State removes spraying cat from St. Paul long-term care center
ST. PAUL Letting cats and other pets live in long-term care facilities has been touted as a way to make nursing homes feel more like homes. But the practice created a stink last year in one St. Paul facility. The Minnesota Department of Health sa...
Letting cats and other pets live in long-term care facilities has been touted as a way to make nursing homes feel more like homes.
But the practice created a stink last year in one St. Paul facility.
The Minnesota Department of Health said Tuesday that it has substantiated a complaint that a cat at Cerenity Care Center on Dellwood Place, on St. Paul's East Side, repeatedly urinated in a resident's room.
State investigators wrote in a report made public Tuesday that a resident's "recliner has a strong odor of cat urine."
The facility made several attempts to clean the recliner but ultimately had to replace it, said Ted Schmidt, the home's administrator. Carpeting in the resident's room was torn up and replaced with vinyl flooring, Schmidt added.
The problem stemmed from one cat that had started to spray, Schmidt said. A veterinarian prescribed medications, but the problem persisted through two weeks of treatment.
"We no longer have that cat," Schmidt said. "You can't keep a cat that's going to spray."
Cerenity Care Center on Dellwood has had cats and other pets living among residents for about 12 years and has never before had such a problem, Schmidt said. A brochure for the facility says it embraces "the Eden Alternative, which encourages interaction between residents and pets. ... This philosophy of care contributes to a more social and fulfilling lifestyle for our residents."

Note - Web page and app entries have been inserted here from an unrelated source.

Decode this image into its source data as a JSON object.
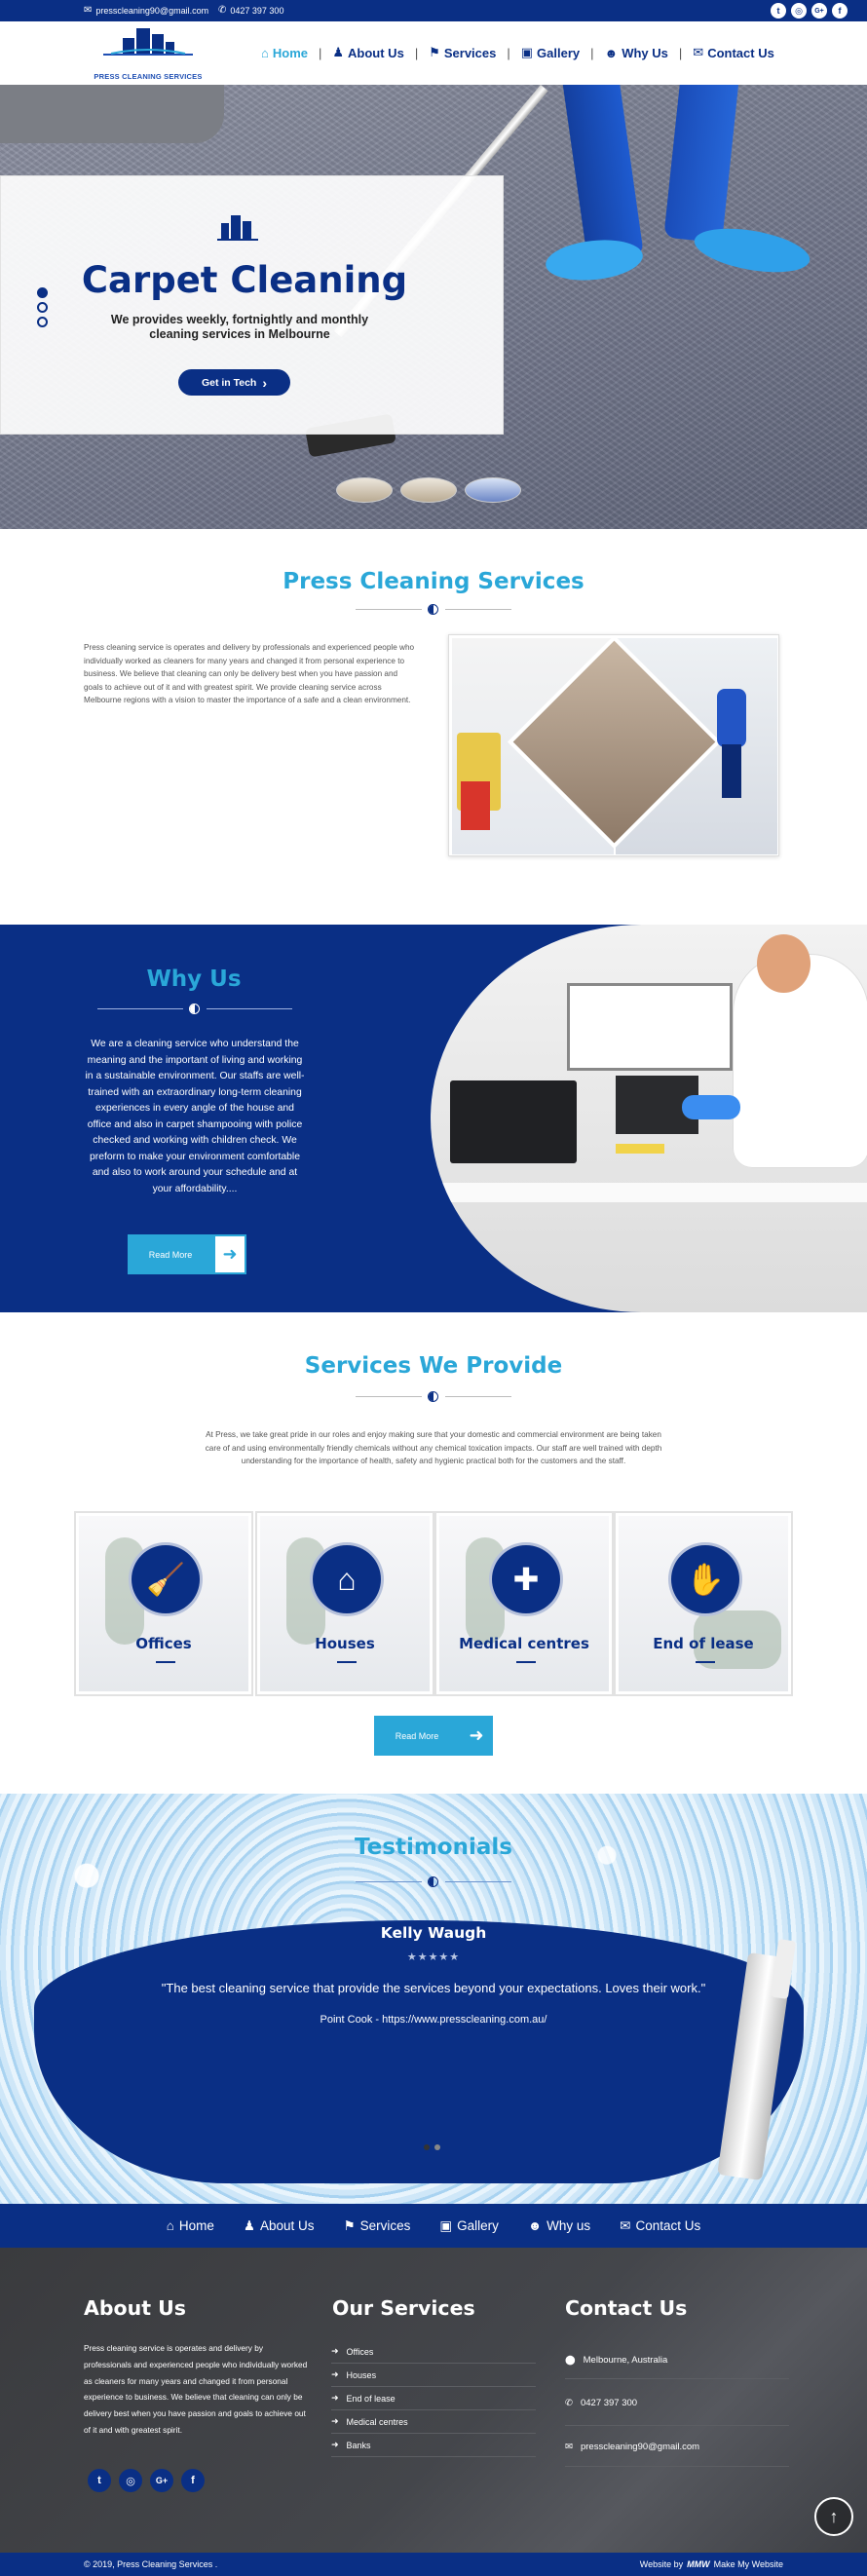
{
  "topbar": {
    "email": "presscleaning90@gmail.com",
    "phone": "0427 397 300",
    "social_icons": [
      "twitter-icon",
      "instagram-icon",
      "google-plus-icon",
      "facebook-icon"
    ],
    "social_glyphs": [
      "t",
      "◎",
      "G+",
      "f"
    ]
  },
  "header": {
    "logo_text": "PRESS CLEANING SERVICES",
    "nav": [
      {
        "label": "Home",
        "icon": "home-icon",
        "glyph": "⌂"
      },
      {
        "label": "About Us",
        "icon": "person-icon",
        "glyph": "♟"
      },
      {
        "label": "Services",
        "icon": "broom-icon",
        "glyph": "⚑"
      },
      {
        "label": "Gallery",
        "icon": "image-icon",
        "glyph": "▣"
      },
      {
        "label": "Why Us",
        "icon": "user-plus-icon",
        "glyph": "☻"
      },
      {
        "label": "Contact Us",
        "icon": "handshake-icon",
        "glyph": "✉"
      }
    ],
    "separator": "|"
  },
  "hero": {
    "title": "Carpet Cleaning",
    "subtitle": "We provides weekly, fortnightly and monthly cleaning services in Melbourne",
    "button": "Get in Tech",
    "button_glyph": "›",
    "slides_active": 1
  },
  "press": {
    "title": "Press Cleaning Services",
    "body": "Press cleaning service is operates and delivery by professionals and experienced people who individually worked as cleaners for many years and changed it from personal experience to business. We believe that cleaning can only be delivery best when you have passion and goals to achieve out of it and with greatest spirit. We provide cleaning service across Melbourne regions with a vision to master the importance of a safe and a clean environment."
  },
  "why": {
    "title": "Why Us",
    "body": "We are a cleaning service who understand the meaning and the important of living and working in a sustainable environment. Our staffs are well-trained with an extraordinary long-term cleaning experiences in every angle of the house and office and also in carpet shampooing with police checked and working with children check. We preform to make your environment comfortable and also to work around your schedule and at your affordability....",
    "button": "Read More",
    "button_glyph": "➜"
  },
  "services": {
    "title": "Services We Provide",
    "intro": "At Press, we take great pride in our roles and enjoy making sure that your domestic and commercial environment are being taken care of and using environmentally friendly chemicals without any chemical toxication impacts. Our staff are well trained with depth understanding for the importance of health, safety and hygienic practical both for the customers and the staff.",
    "cards": [
      {
        "label": "Offices",
        "icon": "cleaner-icon",
        "glyph": "🧹"
      },
      {
        "label": "Houses",
        "icon": "house-icon",
        "glyph": "⌂"
      },
      {
        "label": "Medical centres",
        "icon": "cleaning-supplies-icon",
        "glyph": "✚"
      },
      {
        "label": "End of lease",
        "icon": "glove-icon",
        "glyph": "✋"
      }
    ],
    "button": "Read More",
    "button_glyph": "➜"
  },
  "testimonials": {
    "title": "Testimonials",
    "name": "Kelly Waugh",
    "stars": "★★★★★",
    "quote": "\"The best cleaning service that provide the services beyond your expectations. Loves their work.\"",
    "cite": "Point Cook - https://www.presscleaning.com.au/"
  },
  "footer_nav": [
    {
      "label": "Home",
      "icon": "home-icon",
      "glyph": "⌂"
    },
    {
      "label": "About Us",
      "icon": "person-icon",
      "glyph": "♟"
    },
    {
      "label": "Services",
      "icon": "broom-icon",
      "glyph": "⚑"
    },
    {
      "label": "Gallery",
      "icon": "image-icon",
      "glyph": "▣"
    },
    {
      "label": "Why us",
      "icon": "user-plus-icon",
      "glyph": "☻"
    },
    {
      "label": "Contact Us",
      "icon": "handshake-icon",
      "glyph": "✉"
    }
  ],
  "footer": {
    "about_title": "About Us",
    "about_body": "Press cleaning service is operates and delivery by professionals and experienced people who individually worked as cleaners for many years and changed it from personal experience to business. We believe that cleaning can only be delivery best when you have passion and goals to achieve out of it and with greatest spirit.",
    "social_glyphs": [
      "t",
      "◎",
      "G+",
      "f"
    ],
    "services_title": "Our Services",
    "services": [
      "Offices",
      "Houses",
      "End of lease",
      "Medical centres",
      "Banks"
    ],
    "list_glyph": "➜",
    "contact_title": "Contact Us",
    "address": "Melbourne, Australia",
    "phone": "0427 397 300",
    "email": "presscleaning90@gmail.com",
    "to_top_glyph": "↑"
  },
  "bottom": {
    "copyright": "© 2019, Press Cleaning Services .",
    "credit_prefix": "Website by",
    "credit_logo": "MMW",
    "credit_name": "Make My Website"
  },
  "colors": {
    "brand": "#0a2f85",
    "accent": "#2aa7d8"
  }
}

Currently, nine cats and two dogs live at the facility.
Reports of problems with cat urine at long-term care facilities in Minnesota are rare, said Stella French, a Health Department official.
Distributed by McClatchy-Tribune Information Services.